It would be 700 years before the coming of the Prince of Peace. They, like Abraham, Isaac, Jacob and all the heroes of the faith, died in faith having only seen the Promise from afar. The Prince of Peace came to us as a child. God, who made all things and is all powerful, became like us, to live like us and to suffer like us. He became our substitute. He died to forgive our sins. The coming king would not deliver us from life but transform life and he would overcome the darkness.
We are not comfortable with the real Christmas. We paint halos around the child. Mary and Joseph look so kingly and queenly as they gaze upon him. We deck the halls with holly. We decorate the tree and we wrap brightly colored gifts. We sing songs of cheer. We dress up our yards with snowmen and reindeer and Santa. If we really want to be true to the event, maybe we ought to put on our worn-out clothes and live in abject poverty to remind us how poor we are without Christ. It would remind us that we are still waiting.
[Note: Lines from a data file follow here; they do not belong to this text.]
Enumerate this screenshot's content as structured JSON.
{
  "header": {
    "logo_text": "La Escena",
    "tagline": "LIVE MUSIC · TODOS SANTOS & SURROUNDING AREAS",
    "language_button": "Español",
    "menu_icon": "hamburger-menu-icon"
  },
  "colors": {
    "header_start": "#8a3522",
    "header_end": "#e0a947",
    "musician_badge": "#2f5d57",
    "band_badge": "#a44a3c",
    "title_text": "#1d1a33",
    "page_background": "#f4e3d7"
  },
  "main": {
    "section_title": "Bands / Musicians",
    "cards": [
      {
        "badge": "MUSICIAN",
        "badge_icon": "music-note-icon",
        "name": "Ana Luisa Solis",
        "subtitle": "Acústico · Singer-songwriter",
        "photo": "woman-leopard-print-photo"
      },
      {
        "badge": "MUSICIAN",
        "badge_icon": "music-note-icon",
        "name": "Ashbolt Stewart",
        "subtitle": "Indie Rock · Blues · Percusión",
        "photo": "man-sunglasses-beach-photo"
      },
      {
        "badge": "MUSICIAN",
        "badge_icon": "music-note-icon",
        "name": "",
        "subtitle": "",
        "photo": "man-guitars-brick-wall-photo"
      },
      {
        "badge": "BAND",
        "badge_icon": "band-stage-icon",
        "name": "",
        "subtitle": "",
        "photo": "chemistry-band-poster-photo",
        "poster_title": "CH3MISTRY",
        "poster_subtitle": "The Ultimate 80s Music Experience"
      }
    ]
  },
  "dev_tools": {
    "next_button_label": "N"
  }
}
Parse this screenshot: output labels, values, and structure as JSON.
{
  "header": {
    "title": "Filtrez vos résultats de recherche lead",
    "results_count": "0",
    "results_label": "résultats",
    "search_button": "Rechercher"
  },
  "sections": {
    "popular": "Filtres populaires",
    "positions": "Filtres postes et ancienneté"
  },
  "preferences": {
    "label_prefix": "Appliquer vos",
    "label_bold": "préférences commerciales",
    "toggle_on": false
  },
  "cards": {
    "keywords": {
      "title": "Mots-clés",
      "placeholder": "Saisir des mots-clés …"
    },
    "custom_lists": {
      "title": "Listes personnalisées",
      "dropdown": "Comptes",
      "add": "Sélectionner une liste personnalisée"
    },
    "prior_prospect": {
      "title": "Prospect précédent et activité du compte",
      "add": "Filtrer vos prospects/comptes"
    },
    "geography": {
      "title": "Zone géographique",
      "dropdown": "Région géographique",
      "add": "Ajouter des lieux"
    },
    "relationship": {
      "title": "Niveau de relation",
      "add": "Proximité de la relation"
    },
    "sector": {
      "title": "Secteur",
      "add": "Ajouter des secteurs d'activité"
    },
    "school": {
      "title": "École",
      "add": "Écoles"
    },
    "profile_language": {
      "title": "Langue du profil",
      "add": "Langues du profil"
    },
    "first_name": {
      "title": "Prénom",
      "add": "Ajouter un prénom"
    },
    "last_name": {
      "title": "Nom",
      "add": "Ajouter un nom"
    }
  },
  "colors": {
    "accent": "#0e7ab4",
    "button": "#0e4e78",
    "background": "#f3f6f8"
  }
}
We are waiting for the return of the Prince of Peace. The Second Coming is the theme of Advent. While our salvation has come, we are waiting for his return. We are waiting in a world where we suffer. Many live in poverty, a place where we have no peace, where the will of God is avoided, even by God’s own people. We are waiting for that day when God remakes this world. When he comes again, he will renew all things and there will be no more suffering, no more tears, no more, sin, no war, no fear.
If you long for that day, read The Last Battle, the last book of the Chronicles of Narnia by C. S. Lewis. They experience new life when they are called out of the Shadowlands and into Aslan’s world. It is exhilarating, it is all joy and laughter as they experienced the freshness of a new place.
Aslan said to them:
“You do not yet look so happy as I mean you to be.” Lucy said, “We’re so afraid of being sent away, Aslan. And you have sent us back into our own world so often.” “No fear of that,” said Aslan. “Have you not guessed?” Their hearts leaped, and a wild hope rose within them. “There was a real railway accident,” said Aslan softly. “Your father and mother and all of you are-as you used to call it in the Shadowlands-dead. The term is over: the holidays have begun. The dream is ended: this is the morning.” (Lewis, The Last Battle)
Death is the last enemy. And like the saints of old, we wait. We wait for that city whose architect and builder us God.